We eventually wandered our way around to the riverside Latin Bridge, where the assassination of Archduke Franz Ferdinand took place in 1914. It was thrilling to walk across the bridge, listen to our guide tell the stories and realize that we were in the precise spot of a major historical world event. 

Just off one end of the bridge, we visited Sarajevo Museum 1878-1918, a small historical museum that featured exhibits on Sarajevo’s history and displays pertaining to the assassination. 

Additional stops on our guided tour included Taslihan, an archaeological site with ruins of a caravanserai; the Eternal Flame, a memorial for combatants in World War II, and the Serbian Orthodox Cathedral. 

With the afternoon free, I headed back out into the city, passing a colorful street market and the Catholic cathedral on my way to the Jewish Museum, a Sephardic Synagogue built in 1581, where I admired the restored interior and its exhibits of Jewish life in Sarajevo, past and present. 

A quiet courtyard in Kotor, Montenegro.

My final sightseeing stop of the day was at Svrzo’s House, a restored, furnished, 18th-century house. This museum provides an authentic idea of life in Sarajevo during a past era.

For dinner, Dmitri recommended Element (Tešanjska 24a), the rooftop restaurant in the Avaz Twist Tower. He escorted a few “takers,” including me, and we had some fine views as well as good food.
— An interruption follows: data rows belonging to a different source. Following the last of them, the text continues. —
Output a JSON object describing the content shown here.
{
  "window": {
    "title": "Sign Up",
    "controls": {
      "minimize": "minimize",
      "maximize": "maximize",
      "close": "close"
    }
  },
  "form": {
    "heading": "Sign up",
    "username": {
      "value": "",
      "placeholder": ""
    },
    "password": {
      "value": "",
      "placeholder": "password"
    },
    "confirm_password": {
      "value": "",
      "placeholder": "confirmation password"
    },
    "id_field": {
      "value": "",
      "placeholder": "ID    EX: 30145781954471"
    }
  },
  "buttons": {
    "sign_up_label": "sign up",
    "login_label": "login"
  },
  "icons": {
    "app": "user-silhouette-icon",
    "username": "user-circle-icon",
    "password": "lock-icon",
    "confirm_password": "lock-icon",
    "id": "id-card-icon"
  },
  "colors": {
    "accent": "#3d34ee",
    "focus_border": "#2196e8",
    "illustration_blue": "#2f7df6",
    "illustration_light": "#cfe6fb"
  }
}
Meandering through Mostar

The next morning we were originally scheduled to travel from Sarajevo to Mostar by train, but track work due to recent flooding resulted in a change in plans. Instead, we made the 3-hour drive by private coach. 

Our hotel, the new, modern City Hotel (, was in the new part of town, in the area of the university. We had only the afternoon for sightseeing in Mostar, so we checked in and rushed directly out with our local guide, headed for the historical area.
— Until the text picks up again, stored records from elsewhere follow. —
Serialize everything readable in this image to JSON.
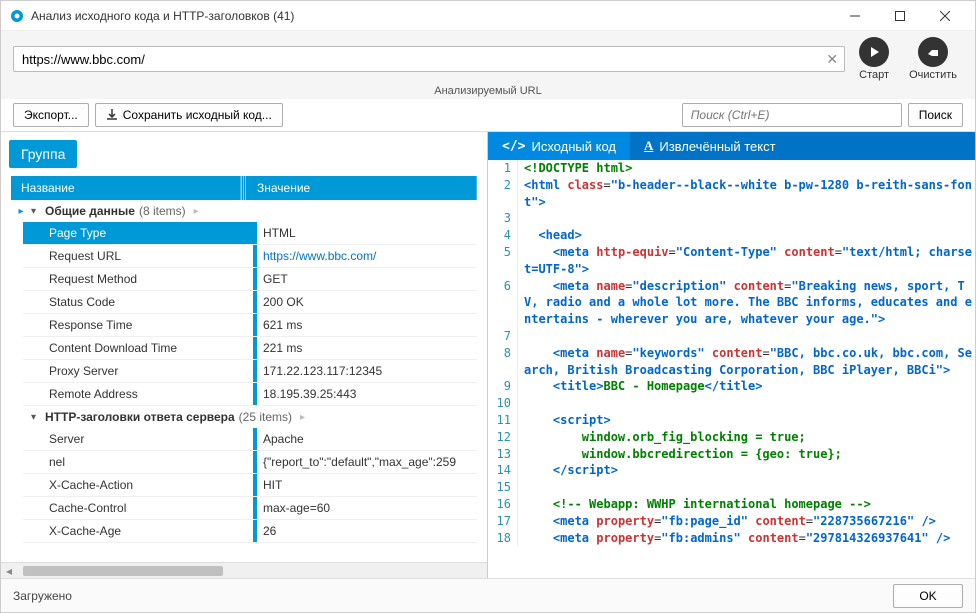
{
  "window": {
    "title": "Анализ исходного кода и HTTP-заголовков (41)",
    "icon_color": "#0099d8"
  },
  "url_bar": {
    "value": "https://www.bbc.com/",
    "sublabel": "Анализируемый URL",
    "start_label": "Старт",
    "clear_label": "Очистить"
  },
  "toolbar": {
    "export": "Экспорт...",
    "save_source": "Сохранить исходный код...",
    "search_placeholder": "Поиск (Ctrl+E)",
    "search_btn": "Поиск"
  },
  "grid": {
    "group_label": "Группа",
    "col_name": "Название",
    "col_value": "Значение",
    "groups": [
      {
        "title": "Общие данные",
        "count": "(8 items)",
        "rows": [
          {
            "name": "Page Type",
            "value": "HTML",
            "selected": true
          },
          {
            "name": "Request URL",
            "value": "https://www.bbc.com/",
            "link": true
          },
          {
            "name": "Request Method",
            "value": "GET"
          },
          {
            "name": "Status Code",
            "value": "200 OK"
          },
          {
            "name": "Response Time",
            "value": "621 ms"
          },
          {
            "name": "Content Download Time",
            "value": "221 ms"
          },
          {
            "name": "Proxy Server",
            "value": "171.22.123.117:12345"
          },
          {
            "name": "Remote Address",
            "value": "18.195.39.25:443"
          }
        ]
      },
      {
        "title": "HTTP-заголовки ответа сервера",
        "count": "(25 items)",
        "rows": [
          {
            "name": "Server",
            "value": "Apache"
          },
          {
            "name": "nel",
            "value": "{\"report_to\":\"default\",\"max_age\":259"
          },
          {
            "name": "X-Cache-Action",
            "value": "HIT"
          },
          {
            "name": "Cache-Control",
            "value": "max-age=60"
          },
          {
            "name": "X-Cache-Age",
            "value": "26"
          }
        ]
      }
    ]
  },
  "tabs": {
    "source": "Исходный код",
    "extracted": "Извлечённый текст"
  },
  "source_lines": [
    {
      "n": 1,
      "html": "<span class='t-txt'>&lt;!DOCTYPE html&gt;</span>"
    },
    {
      "n": 2,
      "html": "<span class='t-tag'>&lt;html</span> <span class='t-attr'>class</span>=<span class='t-str'>\"b-header--black--white b-pw-1280 b-reith-sans-font\"</span><span class='t-tag'>&gt;</span>"
    },
    {
      "n": 3,
      "html": ""
    },
    {
      "n": 4,
      "html": "  <span class='t-tag'>&lt;head&gt;</span>"
    },
    {
      "n": 5,
      "html": "    <span class='t-tag'>&lt;meta</span> <span class='t-attr'>http-equiv</span>=<span class='t-str'>\"Content-Type\"</span> <span class='t-attr'>content</span>=<span class='t-str'>\"text/html; charset=UTF-8\"</span><span class='t-tag'>&gt;</span>"
    },
    {
      "n": 6,
      "html": "    <span class='t-tag'>&lt;meta</span> <span class='t-attr'>name</span>=<span class='t-str'>\"description\"</span> <span class='t-attr'>content</span>=<span class='t-str'>\"Breaking news, sport, TV, radio and a whole lot more. The BBC informs, educates and entertains - wherever you are, whatever your age.\"</span><span class='t-tag'>&gt;</span>"
    },
    {
      "n": 7,
      "html": ""
    },
    {
      "n": 8,
      "html": "    <span class='t-tag'>&lt;meta</span> <span class='t-attr'>name</span>=<span class='t-str'>\"keywords\"</span> <span class='t-attr'>content</span>=<span class='t-str'>\"BBC, bbc.co.uk, bbc.com, Search, British Broadcasting Corporation, BBC iPlayer, BBCi\"</span><span class='t-tag'>&gt;</span>"
    },
    {
      "n": 9,
      "html": "    <span class='t-tag'>&lt;title&gt;</span><span class='t-txt'>BBC - Homepage</span><span class='t-tag'>&lt;/title&gt;</span>"
    },
    {
      "n": 10,
      "html": ""
    },
    {
      "n": 11,
      "html": "    <span class='t-tag'>&lt;script&gt;</span>"
    },
    {
      "n": 12,
      "html": "        <span class='t-txt'>window.orb_fig_blocking = true;</span>"
    },
    {
      "n": 13,
      "html": "        <span class='t-txt'>window.bbcredirection = {geo: true};</span>"
    },
    {
      "n": 14,
      "html": "    <span class='t-tag'>&lt;/script&gt;</span>"
    },
    {
      "n": 15,
      "html": ""
    },
    {
      "n": 16,
      "html": "    <span class='t-txt'>&lt;!-- Webapp: WWHP international homepage --&gt;</span>"
    },
    {
      "n": 17,
      "html": "    <span class='t-tag'>&lt;meta</span> <span class='t-attr'>property</span>=<span class='t-str'>\"fb:page_id\"</span> <span class='t-attr'>content</span>=<span class='t-str'>\"228735667216\"</span> <span class='t-tag'>/&gt;</span>"
    },
    {
      "n": 18,
      "html": "    <span class='t-tag'>&lt;meta</span> <span class='t-attr'>property</span>=<span class='t-str'>\"fb:admins\"</span> <span class='t-attr'>content</span>=<span class='t-str'>\"297814326937641\"</span> <span class='t-tag'>/&gt;</span>"
    }
  ],
  "status": {
    "text": "Загружено",
    "ok": "OK"
  }
}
I had seen so many photos of Mostar’s Stari Most that finally seeing it for real was like a fairy tale come true. This 16th-century bridge long withstood the test of time, only to be destroyed during the 1990s Yugoslav Wars. It has been meticulously reconstructed. 
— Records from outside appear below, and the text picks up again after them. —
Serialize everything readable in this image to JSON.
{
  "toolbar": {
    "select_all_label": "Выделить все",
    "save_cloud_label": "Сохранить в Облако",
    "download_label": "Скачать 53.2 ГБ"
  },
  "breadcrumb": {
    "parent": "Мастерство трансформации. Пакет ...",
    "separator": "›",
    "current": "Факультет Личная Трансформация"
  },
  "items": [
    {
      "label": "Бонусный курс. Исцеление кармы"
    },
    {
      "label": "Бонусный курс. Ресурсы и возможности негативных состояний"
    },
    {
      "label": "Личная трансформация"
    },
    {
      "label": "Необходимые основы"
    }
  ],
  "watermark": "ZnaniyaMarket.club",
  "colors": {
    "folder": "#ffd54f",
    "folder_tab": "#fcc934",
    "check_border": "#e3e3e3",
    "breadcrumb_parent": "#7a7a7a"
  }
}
Because of my mobility issues, I struggled down the steep steps, but the magnificent view from below, looking up at Stari Most, was worth every iota of discomfort.

In some ways, however, the rest of our visit to Mostar’s historical area was a disappointment. The Turkish Quarter, with its Tabhana, where the ancient tannery was located, was picturesque, but the whole area was dense with people, and the high, smoothly rounded cobblestones were hard to navigate. 

Mostar seemed, to me, to be more commercialized and less authentic than was Sarajevo. 

The Clock Tower in Kotor.

After three nights in Bosnia & Herzegovina, we crossed back into Croatia by bus. 

I think that even the most frequent of world travelers, no matter how many times he or she has visited before, must be thrilled anew by the experience of ambling through and exploring the walled city of Dubrovnik. 

After we passed through the main Pile Gate, Dmitri gave us two hours to enjoy the city independently. 

Heading to Serbia

Following our visit to Dubrovnik, we continued on a scenic drive along the Bay of Kotor, crossing the border into Montenegro and continuing on to the city of Kotor.

We did not need a guide to navigate this tiny city, so Dmitri turned us loose again for two hours. In my wanderings, I explored the narrow, winding streets and photogenic courtyards and came upon sites such as the Clock Tower, St. Tryphon’s Cathedral, the Gurdic´ Gate and St. Nicholas’ Church. 

After our two hours, we continued onward through a traffic jam in the city of Budva, finally reaching our night’s lodging, the Terminus Hotel, located near the railway station of Podgorica, the capital city of Montenegro. 

This was a stop for the night only, as we departed on an early train to Belgrade, Serbia, the next morning.

Theodore Liebersfeld’s tale continues next month with him heading, by train, to Serbia.